Component data from apps and pages

+++++

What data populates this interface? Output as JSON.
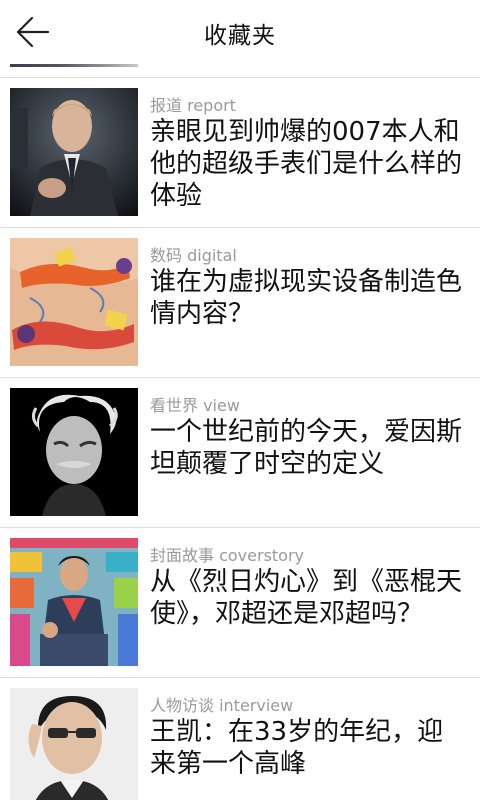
{
  "header": {
    "title": "收藏夹"
  },
  "items": [
    {
      "category": "报道 report",
      "title": "亲眼见到帅爆的007本人和他的超级手表们是什么样的体验"
    },
    {
      "category": "数码 digital",
      "title": "谁在为虚拟现实设备制造色情内容？"
    },
    {
      "category": "看世界 view",
      "title": "一个世纪前的今天，爱因斯坦颠覆了时空的定义"
    },
    {
      "category": "封面故事 coverstory",
      "title": "从《烈日灼心》到《恶棍天使》，邓超还是邓超吗？"
    },
    {
      "category": "人物访谈 interview",
      "title": "王凯：在33岁的年纪，迎来第一个高峰"
    }
  ]
}
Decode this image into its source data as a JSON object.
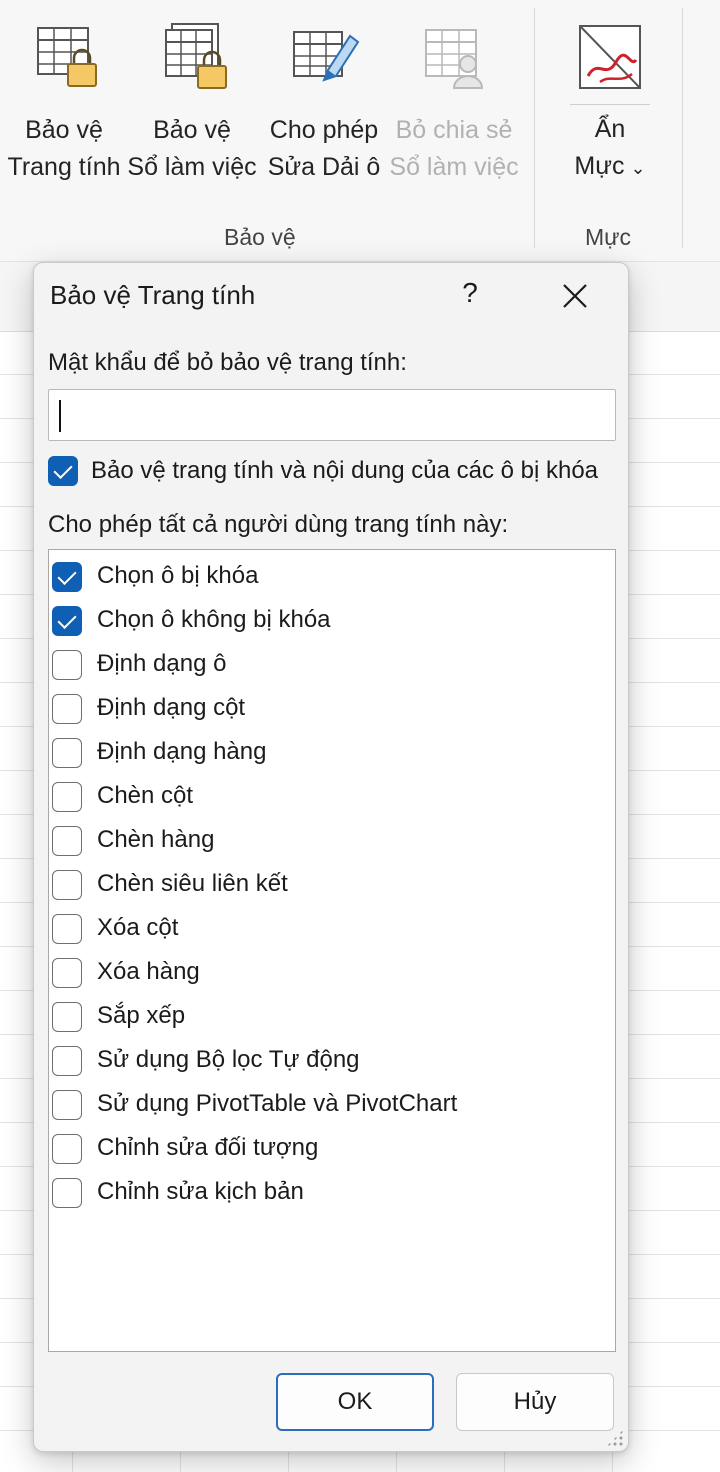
{
  "ribbon": {
    "buttons": [
      {
        "line1": "Bảo vệ",
        "line2": "Trang tính",
        "icon": "protect-sheet-icon",
        "enabled": true
      },
      {
        "line1": "Bảo vệ",
        "line2": "Sổ làm việc",
        "icon": "protect-workbook-icon",
        "enabled": true
      },
      {
        "line1": "Cho phép",
        "line2": "Sửa Dải ô",
        "icon": "allow-edit-ranges-icon",
        "enabled": true
      },
      {
        "line1": "Bỏ chia sẻ",
        "line2": "Sổ làm việc",
        "icon": "unshare-workbook-icon",
        "enabled": false
      }
    ],
    "protect_group_label": "Bảo vệ",
    "ink_button": {
      "line1": "Ẩn",
      "line2": "Mực",
      "icon": "hide-ink-icon",
      "chevron": "chevron-down-icon"
    },
    "ink_group_label": "Mực"
  },
  "dialog": {
    "title": "Bảo vệ Trang tính",
    "help": "?",
    "password_label": "Mật khẩu để bỏ bảo vệ trang tính:",
    "password_value": "",
    "protect_label": "Bảo vệ trang tính và nội dung của các ô bị khóa",
    "protect_checked": true,
    "allow_label": "Cho phép tất cả người dùng trang tính này:",
    "permissions": [
      {
        "label": "Chọn ô bị khóa",
        "checked": true
      },
      {
        "label": "Chọn ô không bị khóa",
        "checked": true
      },
      {
        "label": "Định dạng ô",
        "checked": false
      },
      {
        "label": "Định dạng cột",
        "checked": false
      },
      {
        "label": "Định dạng hàng",
        "checked": false
      },
      {
        "label": "Chèn cột",
        "checked": false
      },
      {
        "label": "Chèn hàng",
        "checked": false
      },
      {
        "label": "Chèn siêu liên kết",
        "checked": false
      },
      {
        "label": "Xóa cột",
        "checked": false
      },
      {
        "label": "Xóa hàng",
        "checked": false
      },
      {
        "label": "Sắp xếp",
        "checked": false
      },
      {
        "label": "Sử dụng Bộ lọc Tự động",
        "checked": false
      },
      {
        "label": "Sử dụng PivotTable và PivotChart",
        "checked": false
      },
      {
        "label": "Chỉnh sửa đối tượng",
        "checked": false
      },
      {
        "label": "Chỉnh sửa kịch bản",
        "checked": false
      }
    ],
    "ok_label": "OK",
    "cancel_label": "Hủy"
  },
  "colors": {
    "accent": "#0f5fb5",
    "lock": "#f4c865",
    "ink_red": "#d0202a"
  }
}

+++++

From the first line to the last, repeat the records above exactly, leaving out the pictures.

Reply to the task:
What data populates this interface? Output as JSON.
{
  "header": {
    "title": "收藏夹"
  },
  "items": [
    {
      "category": "报道 report",
      "title": "亲眼见到帅爆的007本人和他的超级手表们是什么样的体验"
    },
    {
      "category": "数码 digital",
      "title": "谁在为虚拟现实设备制造色情内容？"
    },
    {
      "category": "看世界 view",
      "title": "一个世纪前的今天，爱因斯坦颠覆了时空的定义"
    },
    {
      "category": "封面故事 coverstory",
      "title": "从《烈日灼心》到《恶棍天使》，邓超还是邓超吗？"
    },
    {
      "category": "人物访谈 interview",
      "title": "王凯：在33岁的年纪，迎来第一个高峰"
    }
  ]
}
Decode this image into its source data as a JSON object.
{
  "ribbon": {
    "buttons": [
      {
        "line1": "Bảo vệ",
        "line2": "Trang tính",
        "icon": "protect-sheet-icon",
        "enabled": true
      },
      {
        "line1": "Bảo vệ",
        "line2": "Sổ làm việc",
        "icon": "protect-workbook-icon",
        "enabled": true
      },
      {
        "line1": "Cho phép",
        "line2": "Sửa Dải ô",
        "icon": "allow-edit-ranges-icon",
        "enabled": true
      },
      {
        "line1": "Bỏ chia sẻ",
        "line2": "Sổ làm việc",
        "icon": "unshare-workbook-icon",
        "enabled": false
      }
    ],
    "protect_group_label": "Bảo vệ",
    "ink_button": {
      "line1": "Ẩn",
      "line2": "Mực",
      "icon": "hide-ink-icon",
      "chevron": "chevron-down-icon"
    },
    "ink_group_label": "Mực"
  },
  "dialog": {
    "title": "Bảo vệ Trang tính",
    "help": "?",
    "password_label": "Mật khẩu để bỏ bảo vệ trang tính:",
    "password_value": "",
    "protect_label": "Bảo vệ trang tính và nội dung của các ô bị khóa",
    "protect_checked": true,
    "allow_label": "Cho phép tất cả người dùng trang tính này:",
    "permissions": [
      {
        "label": "Chọn ô bị khóa",
        "checked": true
      },
      {
        "label": "Chọn ô không bị khóa",
        "checked": true
      },
      {
        "label": "Định dạng ô",
        "checked": false
      },
      {
        "label": "Định dạng cột",
        "checked": false
      },
      {
        "label": "Định dạng hàng",
        "checked": false
      },
      {
        "label": "Chèn cột",
        "checked": false
      },
      {
        "label": "Chèn hàng",
        "checked": false
      },
      {
        "label": "Chèn siêu liên kết",
        "checked": false
      },
      {
        "label": "Xóa cột",
        "checked": false
      },
      {
        "label": "Xóa hàng",
        "checked": false
      },
      {
        "label": "Sắp xếp",
        "checked": false
      },
      {
        "label": "Sử dụng Bộ lọc Tự động",
        "checked": false
      },
      {
        "label": "Sử dụng PivotTable và PivotChart",
        "checked": false
      },
      {
        "label": "Chỉnh sửa đối tượng",
        "checked": false
      },
      {
        "label": "Chỉnh sửa kịch bản",
        "checked": false
      }
    ],
    "ok_label": "OK",
    "cancel_label": "Hủy"
  },
  "colors": {
    "accent": "#0f5fb5",
    "lock": "#f4c865",
    "ink_red": "#d0202a"
  }
}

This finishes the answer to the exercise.